The Bankruptcy Abuse, Prevention and Consumer Protection Act of 2005, which was signed into law in the United States on April 20, 2005 and became effective, for the most part, on October 17, 2005, creates a new chapter of the United States Bankruptcy Code (11 U.S.C. 101, et seq., as amended) (the “Bankruptcy Code”) – Chapter 15. Chapter 15 is entitled “Ancillary and Other Cross Border Cases,” and replaces existing § 304 of the Bankruptcy Code in dealing with cross border cases.

Chapter 15 is based on the Model Law on Cross Border Insolvency which had been prepared by the United Nations Commission on International Trade Law (UNCITRAL), with significant input from insolvency practitioners all over the world. U.S. v. J.A. Jones Constr. Group, LLC, 333 B.R. 637, 638 (E.D.N.Y. 2005). It was designed to create procedures for cooperation among foreign courts where insolvency proceedings are pending in more than one country and establish guidelines for the protection of assets internationally, while being sensitive to the political issues and differing legal systems of the countries involved. Any determination
of a request for assistance under Chapter 15 must be “consistent with the principles of comity.” 11 U.S.C. § 1507; see J.A. Jones, 333 B.R. at 638.

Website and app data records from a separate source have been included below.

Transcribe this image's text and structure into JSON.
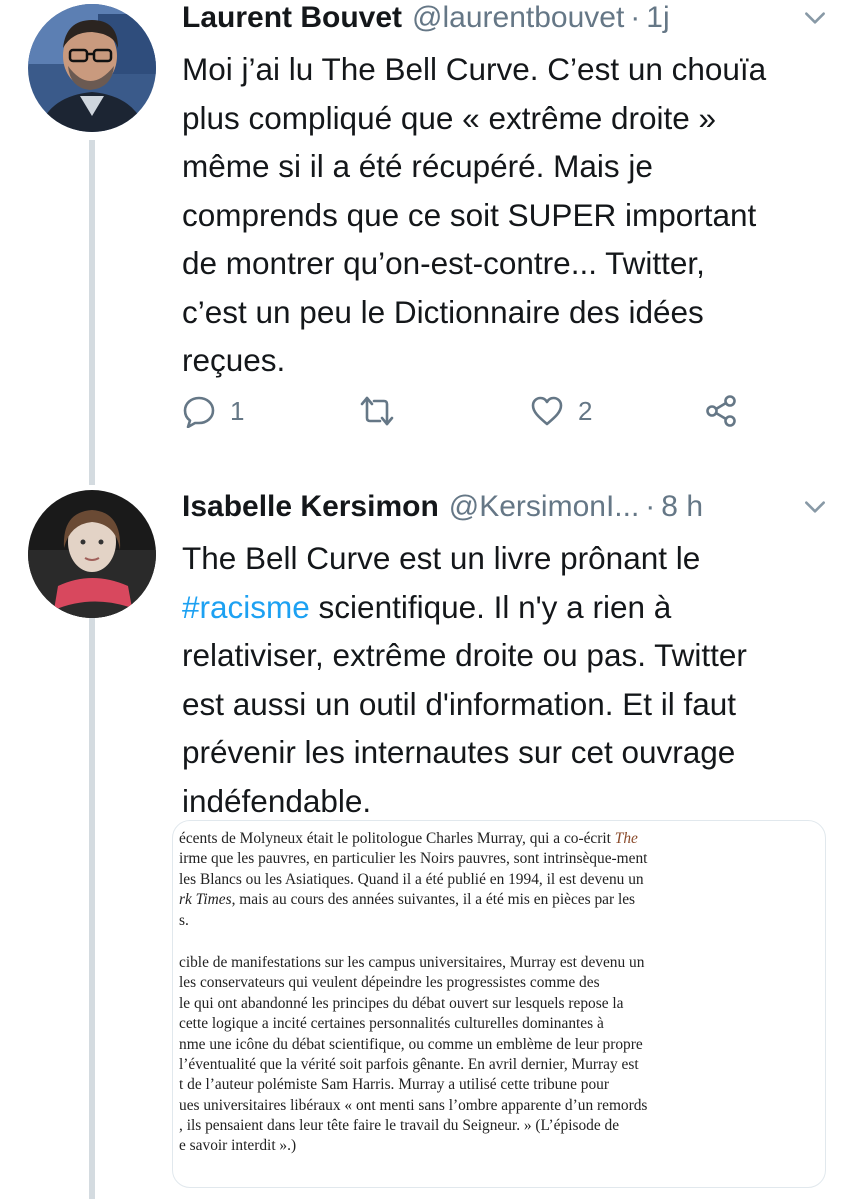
{
  "tweets": [
    {
      "name": "Laurent Bouvet",
      "handle": "@laurentbouvet",
      "dot": "·",
      "time": "1j",
      "text_lines": [
        "Moi j’ai lu The Bell Curve. C’est un chouïa",
        "plus compliqué que « extrême droite »",
        "même si il a été récupéré. Mais je",
        "comprends que ce soit SUPER important",
        "de montrer qu’on-est-contre... Twitter,",
        "c’est un peu le Dictionnaire des idées",
        "reçues."
      ],
      "reply_count": "1",
      "like_count": "2"
    },
    {
      "name": "Isabelle Kersimon",
      "handle": "@KersimonI...",
      "dot": "·",
      "time": "8 h",
      "line1": "The Bell Curve est un livre prônant le",
      "hashtag": "#racisme",
      "line2_rest": " scientifique. Il n'y a rien à",
      "text_lines": [
        "relativiser, extrême droite ou pas. Twitter",
        "est aussi un outil d'information. Et il faut",
        "prévenir les internautes sur cet ouvrage",
        "indéfendable."
      ]
    }
  ],
  "media_text": {
    "p1": [
      {
        "pre": "écents de Molyneux était le politologue Charles Murray, qui a co-écrit ",
        "ital": "The",
        "post": ""
      },
      {
        "pre": "irme que les pauvres, en particulier les Noirs pauvres, sont intrinsèque-ment",
        "ital": "",
        "post": ""
      },
      {
        "pre": " les Blancs ou les Asiatiques. Quand il a été publié en 1994, il est devenu un",
        "ital": "",
        "post": ""
      },
      {
        "pre": "",
        "ital": "rk Times",
        "post": ", mais au cours des années suivantes, il a été mis en pièces par les"
      },
      {
        "pre": "s.",
        "ital": "",
        "post": ""
      }
    ],
    "p2": [
      "cible de manifestations sur les campus universitaires, Murray est devenu un",
      " les conservateurs qui veulent dépeindre les progressistes comme des",
      "le qui ont abandonné les principes du débat ouvert sur lesquels repose la",
      "cette logique a incité certaines personnalités culturelles dominantes à",
      "nme une icône du débat scientifique, ou comme un emblème de leur propre",
      " l’éventualité que la vérité soit parfois gênante. En avril dernier, Murray est",
      "t de l’auteur polémiste Sam Harris. Murray a utilisé cette tribune pour",
      "ues universitaires libéraux « ont menti sans l’ombre apparente d’un remords",
      ", ils pensaient dans leur tête faire le travail du Seigneur. » (L’épisode de",
      "e savoir interdit ».)"
    ]
  },
  "colors": {
    "text": "#14171a",
    "muted": "#657786",
    "link": "#1da1f2",
    "thread_line": "#d4dbe0"
  },
  "icons": [
    "reply-icon",
    "retweet-icon",
    "like-icon",
    "share-icon",
    "chevron-down-icon"
  ]
}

Presented at Haynes and Boone's Bankruptcy, Restructuring and Insolvency seminar entitled Going South: Issues in Cross-Border Insolvency and Restructuring between the U.S. and Mexico, July 25, 2012. A version of this paper was also presented at the ILS annual Institute, State Bar of Texas in 2009. To read the paper, click on the PDF linked below.

PDF - Cross Border Insolvencies.pdf

Related Practices

Email Disclaimer